[Website and app data records]
BEGIN
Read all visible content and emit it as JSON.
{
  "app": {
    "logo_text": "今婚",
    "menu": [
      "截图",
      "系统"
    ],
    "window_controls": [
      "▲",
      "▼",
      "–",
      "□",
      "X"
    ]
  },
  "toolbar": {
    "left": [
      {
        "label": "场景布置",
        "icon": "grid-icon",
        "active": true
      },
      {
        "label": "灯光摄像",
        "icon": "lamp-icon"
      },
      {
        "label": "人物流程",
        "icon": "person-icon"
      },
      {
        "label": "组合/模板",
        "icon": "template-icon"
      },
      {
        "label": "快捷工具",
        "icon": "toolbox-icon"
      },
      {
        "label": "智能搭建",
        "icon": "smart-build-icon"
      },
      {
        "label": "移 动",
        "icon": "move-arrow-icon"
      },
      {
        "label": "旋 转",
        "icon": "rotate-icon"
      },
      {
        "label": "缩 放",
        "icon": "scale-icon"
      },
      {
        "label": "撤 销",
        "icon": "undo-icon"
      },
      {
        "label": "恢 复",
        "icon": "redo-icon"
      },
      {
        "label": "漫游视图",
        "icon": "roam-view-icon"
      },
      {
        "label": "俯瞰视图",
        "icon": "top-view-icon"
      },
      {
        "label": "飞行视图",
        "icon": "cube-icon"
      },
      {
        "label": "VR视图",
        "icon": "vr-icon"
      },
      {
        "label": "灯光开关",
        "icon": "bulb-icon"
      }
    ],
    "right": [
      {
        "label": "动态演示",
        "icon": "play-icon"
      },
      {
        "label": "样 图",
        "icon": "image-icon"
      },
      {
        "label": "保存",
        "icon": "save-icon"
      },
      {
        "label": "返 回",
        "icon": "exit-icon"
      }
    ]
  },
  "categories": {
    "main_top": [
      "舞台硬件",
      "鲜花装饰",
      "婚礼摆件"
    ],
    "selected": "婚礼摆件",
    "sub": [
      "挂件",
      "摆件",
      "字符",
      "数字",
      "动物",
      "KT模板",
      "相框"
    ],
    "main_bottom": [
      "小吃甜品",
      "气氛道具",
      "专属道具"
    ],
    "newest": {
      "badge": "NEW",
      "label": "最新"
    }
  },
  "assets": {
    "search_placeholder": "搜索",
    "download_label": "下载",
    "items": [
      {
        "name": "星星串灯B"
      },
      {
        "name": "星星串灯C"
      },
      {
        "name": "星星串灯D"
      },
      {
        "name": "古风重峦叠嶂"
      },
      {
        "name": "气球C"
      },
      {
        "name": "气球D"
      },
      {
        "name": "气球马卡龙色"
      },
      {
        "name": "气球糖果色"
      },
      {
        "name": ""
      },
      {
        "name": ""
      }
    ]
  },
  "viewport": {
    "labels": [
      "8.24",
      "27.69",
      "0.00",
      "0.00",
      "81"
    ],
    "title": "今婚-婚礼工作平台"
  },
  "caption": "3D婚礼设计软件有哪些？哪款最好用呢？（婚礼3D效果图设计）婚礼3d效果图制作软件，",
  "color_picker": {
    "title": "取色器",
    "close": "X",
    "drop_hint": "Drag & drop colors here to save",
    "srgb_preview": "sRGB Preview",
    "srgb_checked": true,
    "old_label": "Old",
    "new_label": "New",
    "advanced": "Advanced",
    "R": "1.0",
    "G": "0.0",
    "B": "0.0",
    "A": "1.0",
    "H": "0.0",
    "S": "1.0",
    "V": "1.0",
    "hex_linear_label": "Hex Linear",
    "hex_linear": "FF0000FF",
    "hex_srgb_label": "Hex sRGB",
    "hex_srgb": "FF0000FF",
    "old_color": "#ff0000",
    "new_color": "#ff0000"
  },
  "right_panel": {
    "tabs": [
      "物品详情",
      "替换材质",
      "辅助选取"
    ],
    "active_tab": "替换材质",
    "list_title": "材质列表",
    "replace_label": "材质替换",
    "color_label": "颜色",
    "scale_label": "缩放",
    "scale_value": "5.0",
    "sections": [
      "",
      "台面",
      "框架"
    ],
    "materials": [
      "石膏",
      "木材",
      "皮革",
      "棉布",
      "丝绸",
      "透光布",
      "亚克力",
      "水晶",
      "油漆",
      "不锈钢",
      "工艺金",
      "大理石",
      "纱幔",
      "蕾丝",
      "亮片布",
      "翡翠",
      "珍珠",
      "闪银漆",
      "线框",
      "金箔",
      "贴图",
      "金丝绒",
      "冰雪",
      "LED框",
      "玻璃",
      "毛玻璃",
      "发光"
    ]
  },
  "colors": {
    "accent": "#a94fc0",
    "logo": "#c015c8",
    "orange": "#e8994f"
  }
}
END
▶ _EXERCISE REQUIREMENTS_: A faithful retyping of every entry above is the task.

▶ _REPLY_:
Read all visible content and emit it as JSON.
{
  "app": {
    "logo_text": "今婚",
    "menu": [
      "截图",
      "系统"
    ],
    "window_controls": [
      "▲",
      "▼",
      "–",
      "□",
      "X"
    ]
  },
  "toolbar": {
    "left": [
      {
        "label": "场景布置",
        "icon": "grid-icon",
        "active": true
      },
      {
        "label": "灯光摄像",
        "icon": "lamp-icon"
      },
      {
        "label": "人物流程",
        "icon": "person-icon"
      },
      {
        "label": "组合/模板",
        "icon": "template-icon"
      },
      {
        "label": "快捷工具",
        "icon": "toolbox-icon"
      },
      {
        "label": "智能搭建",
        "icon": "smart-build-icon"
      },
      {
        "label": "移 动",
        "icon": "move-arrow-icon"
      },
      {
        "label": "旋 转",
        "icon": "rotate-icon"
      },
      {
        "label": "缩 放",
        "icon": "scale-icon"
      },
      {
        "label": "撤 销",
        "icon": "undo-icon"
      },
      {
        "label": "恢 复",
        "icon": "redo-icon"
      },
      {
        "label": "漫游视图",
        "icon": "roam-view-icon"
      },
      {
        "label": "俯瞰视图",
        "icon": "top-view-icon"
      },
      {
        "label": "飞行视图",
        "icon": "cube-icon"
      },
      {
        "label": "VR视图",
        "icon": "vr-icon"
      },
      {
        "label": "灯光开关",
        "icon": "bulb-icon"
      }
    ],
    "right": [
      {
        "label": "动态演示",
        "icon": "play-icon"
      },
      {
        "label": "样 图",
        "icon": "image-icon"
      },
      {
        "label": "保存",
        "icon": "save-icon"
      },
      {
        "label": "返 回",
        "icon": "exit-icon"
      }
    ]
  },
  "categories": {
    "main_top": [
      "舞台硬件",
      "鲜花装饰",
      "婚礼摆件"
    ],
    "selected": "婚礼摆件",
    "sub": [
      "挂件",
      "摆件",
      "字符",
      "数字",
      "动物",
      "KT模板",
      "相框"
    ],
    "main_bottom": [
      "小吃甜品",
      "气氛道具",
      "专属道具"
    ],
    "newest": {
      "badge": "NEW",
      "label": "最新"
    }
  },
  "assets": {
    "search_placeholder": "搜索",
    "download_label": "下载",
    "items": [
      {
        "name": "星星串灯B"
      },
      {
        "name": "星星串灯C"
      },
      {
        "name": "星星串灯D"
      },
      {
        "name": "古风重峦叠嶂"
      },
      {
        "name": "气球C"
      },
      {
        "name": "气球D"
      },
      {
        "name": "气球马卡龙色"
      },
      {
        "name": "气球糖果色"
      },
      {
        "name": ""
      },
      {
        "name": ""
      }
    ]
  },
  "viewport": {
    "labels": [
      "8.24",
      "27.69",
      "0.00",
      "0.00",
      "81"
    ],
    "title": "今婚-婚礼工作平台"
  },
  "caption": "3D婚礼设计软件有哪些？哪款最好用呢？（婚礼3D效果图设计）婚礼3d效果图制作软件，",
  "color_picker": {
    "title": "取色器",
    "close": "X",
    "drop_hint": "Drag & drop colors here to save",
    "srgb_preview": "sRGB Preview",
    "srgb_checked": true,
    "old_label": "Old",
    "new_label": "New",
    "advanced": "Advanced",
    "R": "1.0",
    "G": "0.0",
    "B": "0.0",
    "A": "1.0",
    "H": "0.0",
    "S": "1.0",
    "V": "1.0",
    "hex_linear_label": "Hex Linear",
    "hex_linear": "FF0000FF",
    "hex_srgb_label": "Hex sRGB",
    "hex_srgb": "FF0000FF",
    "old_color": "#ff0000",
    "new_color": "#ff0000"
  },
  "right_panel": {
    "tabs": [
      "物品详情",
      "替换材质",
      "辅助选取"
    ],
    "active_tab": "替换材质",
    "list_title": "材质列表",
    "replace_label": "材质替换",
    "color_label": "颜色",
    "scale_label": "缩放",
    "scale_value": "5.0",
    "sections": [
      "",
      "台面",
      "框架"
    ],
    "materials": [
      "石膏",
      "木材",
      "皮革",
      "棉布",
      "丝绸",
      "透光布",
      "亚克力",
      "水晶",
      "油漆",
      "不锈钢",
      "工艺金",
      "大理石",
      "纱幔",
      "蕾丝",
      "亮片布",
      "翡翠",
      "珍珠",
      "闪银漆",
      "线框",
      "金箔",
      "贴图",
      "金丝绒",
      "冰雪",
      "LED框",
      "玻璃",
      "毛玻璃",
      "发光"
    ]
  },
  "colors": {
    "accent": "#a94fc0",
    "logo": "#c015c8",
    "orange": "#e8994f"
  }
}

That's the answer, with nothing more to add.